    }

    // Destructor
    ~AllocatedResource()
    {
        cout << "Deallocated " << this->data << "\n";
    }

    void print()
    {
        cout << "Resource: " << this->data << "\n";
    }
};

int main()
{
    // Raw pointer (C style)
    AllocatedResource *rawPointer;
    cout << "Raw pointer allocation\n";
    for (int i = 0; i < 5; i++)
    {
        // This will allocate and fire constructor
        rawPointer = new AllocatedResource(i);
        // WARNING! Memory leak occuring on rawPointer
    }
    cout << "Raw pointer causes memory leak\n\n";

    // Unique pointer (C++ style)
    unique_ptr<AllocatedResource> smartPointer{};
    cout << "Automatic pointer allocation\n";
    for (int i = 0; i < 5; i++)
    {
        // This will allocate and fire constructor
        // When assigned again
        //  It will fire destructor on previous allocation
        //  and fire constructor on new allocation
        smartPointer = unique_ptr<AllocatedResource>
            { new AllocatedResource(i + 100) };
    }
}

And here is the output
Raw pointer allocation
Allocated 0
Allocated 1
Allocated 2
Allocated 3
Allocated 4
Raw pointer causes memory leak
Automatic pointer allocation
Allocated 100
Allocated 101
Deallocated 100
Allocated 102
Deallocated 101
Allocated 103
Deallocated 102
Allocated 104
Deallocated 103
Deallocated 104

As we can see, the C style “raw” pointer allocates memory but if we don’t call delete on it, the memory will not be deallocated, causing it to become “garbage” which is not “garbage collected”.

However, unique_ptr is a class which automatically deallocates when it goes out of scope (basically does a delete when its destructor is called), or when we assign a new allocation to it. This brings some semblance of sanity in deallocating unused memory allocations in C++. However, let me repeat… the is NO built-in Grabage Collector in C++, instead we have to use unique_ptr or shared_ptr and make sure we reduce memory leaks from our code.

If unique_ptr is again allocated, it auto deallocates the previous allocation

C and C++ both don’t have built-in garbage collector, but at least C++ provides built-in classes like unique_ptr and shared_ptr which automatically manage the allocation. Internally shared_ptr uses reference counting to keep track of how many pointers are pointing to a given allocation. However, this is not language level Reference counting (Swift or Python).

Garbage Collection Internals Series

  1. Part 1 – C language
  2. Part 2 – C++ Language
  3. Part 3 – Java

Process Map

I am in love with Process Maps. What are they?

Whenever a program is loaded into memory and executed as a process, the OS doesn’t simply dump the executable, rather, arranges and structures various sections into segments – code, data, heap, stack etc. In case of dynamic languages there may not be a binary executable to begin with, so their process maps are populated gradually. C/C++ have relatively simple process maps where as others can be quite complex, like .NET has 9 distinct types of heap alone.
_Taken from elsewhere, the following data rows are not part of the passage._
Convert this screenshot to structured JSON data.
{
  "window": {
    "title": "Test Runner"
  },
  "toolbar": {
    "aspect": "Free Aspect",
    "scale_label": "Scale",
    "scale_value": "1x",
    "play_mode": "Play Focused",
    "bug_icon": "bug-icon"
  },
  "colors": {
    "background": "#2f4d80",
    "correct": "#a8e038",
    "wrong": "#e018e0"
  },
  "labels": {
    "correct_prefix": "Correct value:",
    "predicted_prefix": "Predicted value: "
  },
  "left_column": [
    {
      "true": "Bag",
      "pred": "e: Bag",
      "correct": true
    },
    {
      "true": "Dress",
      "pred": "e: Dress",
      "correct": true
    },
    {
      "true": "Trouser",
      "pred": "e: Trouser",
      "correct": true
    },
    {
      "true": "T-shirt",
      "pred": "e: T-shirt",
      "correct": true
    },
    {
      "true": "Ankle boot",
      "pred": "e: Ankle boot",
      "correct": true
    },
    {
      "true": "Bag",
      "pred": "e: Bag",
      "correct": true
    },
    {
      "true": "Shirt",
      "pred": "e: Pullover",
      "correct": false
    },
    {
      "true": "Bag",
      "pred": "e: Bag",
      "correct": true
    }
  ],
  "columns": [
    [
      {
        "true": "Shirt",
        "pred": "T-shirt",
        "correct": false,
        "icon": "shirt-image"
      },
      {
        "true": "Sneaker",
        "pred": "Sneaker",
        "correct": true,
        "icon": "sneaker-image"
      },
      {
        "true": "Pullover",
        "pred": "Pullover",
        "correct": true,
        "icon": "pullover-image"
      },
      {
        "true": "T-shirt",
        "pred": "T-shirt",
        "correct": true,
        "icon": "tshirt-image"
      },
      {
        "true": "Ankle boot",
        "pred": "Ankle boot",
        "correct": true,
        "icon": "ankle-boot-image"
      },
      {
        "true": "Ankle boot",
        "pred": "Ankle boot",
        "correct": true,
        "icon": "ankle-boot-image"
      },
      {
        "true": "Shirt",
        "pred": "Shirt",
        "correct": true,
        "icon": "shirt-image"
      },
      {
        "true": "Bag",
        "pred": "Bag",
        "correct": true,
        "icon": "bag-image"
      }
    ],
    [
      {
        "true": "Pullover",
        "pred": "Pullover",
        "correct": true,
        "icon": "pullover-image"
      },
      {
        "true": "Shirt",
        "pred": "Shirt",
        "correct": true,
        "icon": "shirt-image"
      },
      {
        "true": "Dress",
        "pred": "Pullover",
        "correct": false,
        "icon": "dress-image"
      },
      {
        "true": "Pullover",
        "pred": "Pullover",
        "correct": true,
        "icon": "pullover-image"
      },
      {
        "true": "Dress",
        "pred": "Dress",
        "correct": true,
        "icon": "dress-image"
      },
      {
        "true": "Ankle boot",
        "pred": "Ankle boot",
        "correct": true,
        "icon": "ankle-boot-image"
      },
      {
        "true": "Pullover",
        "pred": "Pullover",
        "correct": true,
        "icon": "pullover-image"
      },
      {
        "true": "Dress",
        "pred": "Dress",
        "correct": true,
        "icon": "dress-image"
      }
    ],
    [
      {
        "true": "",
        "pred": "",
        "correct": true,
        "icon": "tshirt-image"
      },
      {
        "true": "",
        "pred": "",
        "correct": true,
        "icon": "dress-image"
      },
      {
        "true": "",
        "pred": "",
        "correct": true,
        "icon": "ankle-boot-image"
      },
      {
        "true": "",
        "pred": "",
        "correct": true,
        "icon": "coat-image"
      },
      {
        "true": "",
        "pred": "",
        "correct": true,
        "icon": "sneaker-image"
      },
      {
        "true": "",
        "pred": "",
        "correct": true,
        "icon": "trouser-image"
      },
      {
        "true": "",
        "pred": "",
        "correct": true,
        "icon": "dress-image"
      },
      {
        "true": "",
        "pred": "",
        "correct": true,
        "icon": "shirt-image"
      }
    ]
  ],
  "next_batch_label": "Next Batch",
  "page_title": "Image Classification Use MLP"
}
To understand how something works, it’s best to look it how it works internally. Visualise opening up the engine of a car to understand what gears do, what happens when we press the accelerator etc. Similarly, to understand programming, visualising the process map instead of just reading the syntax will make us understand it better

Compilation Process and Process Map of C/C++

Here is a video which explains what happens when we compile a program, say in C/C++, and execute it. It is interesting to visualise process maps of Java, C# and more interesting are JavaScript and Python as they are dynamic languages.

Fundamentals

Maybe it is the way we learnt programming by patterns – “Do this and that will happen” or “this is how it is done”. Maybe we don’t stop to think how things work at more fundamental level.

Here is a piece of code which works in some languages (C, C++, JavaScript) but won’t work in others (Java, C#)

C/C++ allows a statement like 1, 2, 3;
/*
   Works in C/C++
*/
int main()
{
    1, 2, 3;  // Why does this work? What does it mean?
}

Java and C# don't allow 1, 2, 3
/*
   Java (and C#) don't allow
*/
class MyClass {
    static void main(String[] args) {
        1, 2, 3; // Gives an error.. Why?
}

Why do you think this is? Is there a fundamental reason these languages differ? Why did Java disallow this? If you know why, write it in comments below